Page and application data records:
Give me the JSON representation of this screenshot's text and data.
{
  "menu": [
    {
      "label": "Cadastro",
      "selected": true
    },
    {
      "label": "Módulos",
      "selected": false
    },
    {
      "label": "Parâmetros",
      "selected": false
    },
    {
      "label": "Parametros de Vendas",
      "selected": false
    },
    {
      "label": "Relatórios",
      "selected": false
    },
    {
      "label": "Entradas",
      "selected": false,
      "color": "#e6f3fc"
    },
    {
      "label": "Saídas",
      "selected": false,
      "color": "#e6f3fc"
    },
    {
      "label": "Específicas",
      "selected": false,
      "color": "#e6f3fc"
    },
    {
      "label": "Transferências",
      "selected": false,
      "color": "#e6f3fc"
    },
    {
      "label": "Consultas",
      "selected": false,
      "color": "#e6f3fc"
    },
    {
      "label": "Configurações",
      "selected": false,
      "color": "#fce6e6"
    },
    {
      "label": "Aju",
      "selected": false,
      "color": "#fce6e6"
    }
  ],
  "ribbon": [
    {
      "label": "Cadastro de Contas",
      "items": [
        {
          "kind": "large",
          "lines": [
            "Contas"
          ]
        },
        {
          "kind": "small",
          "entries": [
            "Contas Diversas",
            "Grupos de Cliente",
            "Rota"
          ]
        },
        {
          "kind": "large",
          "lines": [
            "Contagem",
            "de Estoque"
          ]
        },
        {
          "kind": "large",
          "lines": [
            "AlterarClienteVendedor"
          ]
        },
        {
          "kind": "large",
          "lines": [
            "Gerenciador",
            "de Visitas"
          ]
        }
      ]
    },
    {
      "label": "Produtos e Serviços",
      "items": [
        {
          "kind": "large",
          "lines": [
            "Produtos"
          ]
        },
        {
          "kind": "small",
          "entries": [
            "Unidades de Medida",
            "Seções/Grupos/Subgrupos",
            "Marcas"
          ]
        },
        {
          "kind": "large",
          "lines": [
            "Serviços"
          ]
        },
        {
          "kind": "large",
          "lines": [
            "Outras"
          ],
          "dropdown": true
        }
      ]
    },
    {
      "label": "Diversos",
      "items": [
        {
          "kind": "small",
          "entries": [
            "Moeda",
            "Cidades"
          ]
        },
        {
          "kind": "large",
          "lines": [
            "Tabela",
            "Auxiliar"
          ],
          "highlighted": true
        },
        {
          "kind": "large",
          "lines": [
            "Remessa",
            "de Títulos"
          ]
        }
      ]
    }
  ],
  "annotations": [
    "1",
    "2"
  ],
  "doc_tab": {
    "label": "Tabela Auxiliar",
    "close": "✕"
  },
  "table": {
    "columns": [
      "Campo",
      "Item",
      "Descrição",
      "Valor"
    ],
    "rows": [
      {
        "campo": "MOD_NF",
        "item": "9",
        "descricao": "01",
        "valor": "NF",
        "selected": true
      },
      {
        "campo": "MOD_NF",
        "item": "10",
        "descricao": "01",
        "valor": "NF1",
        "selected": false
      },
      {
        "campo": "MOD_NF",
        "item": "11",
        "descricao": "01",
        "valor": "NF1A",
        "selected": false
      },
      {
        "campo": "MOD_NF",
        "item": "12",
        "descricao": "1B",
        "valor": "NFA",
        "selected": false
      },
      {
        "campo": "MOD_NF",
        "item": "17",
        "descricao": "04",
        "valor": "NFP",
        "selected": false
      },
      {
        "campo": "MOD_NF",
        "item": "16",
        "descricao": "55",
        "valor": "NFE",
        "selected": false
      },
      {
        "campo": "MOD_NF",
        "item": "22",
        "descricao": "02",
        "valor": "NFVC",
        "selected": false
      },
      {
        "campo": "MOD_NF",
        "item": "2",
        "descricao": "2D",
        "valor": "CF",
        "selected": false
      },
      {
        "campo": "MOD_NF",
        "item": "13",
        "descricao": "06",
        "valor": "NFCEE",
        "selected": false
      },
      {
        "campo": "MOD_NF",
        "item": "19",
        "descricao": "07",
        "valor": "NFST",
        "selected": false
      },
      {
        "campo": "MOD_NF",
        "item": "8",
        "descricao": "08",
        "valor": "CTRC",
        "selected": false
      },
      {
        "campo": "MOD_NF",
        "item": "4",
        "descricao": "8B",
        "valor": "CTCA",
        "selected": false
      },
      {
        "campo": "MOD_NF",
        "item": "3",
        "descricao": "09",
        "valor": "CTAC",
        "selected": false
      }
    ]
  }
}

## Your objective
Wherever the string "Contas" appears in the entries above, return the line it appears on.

## Exercise response
      "label": "Cadastro de Contas",
            "Contas"
            "Contas Diversas",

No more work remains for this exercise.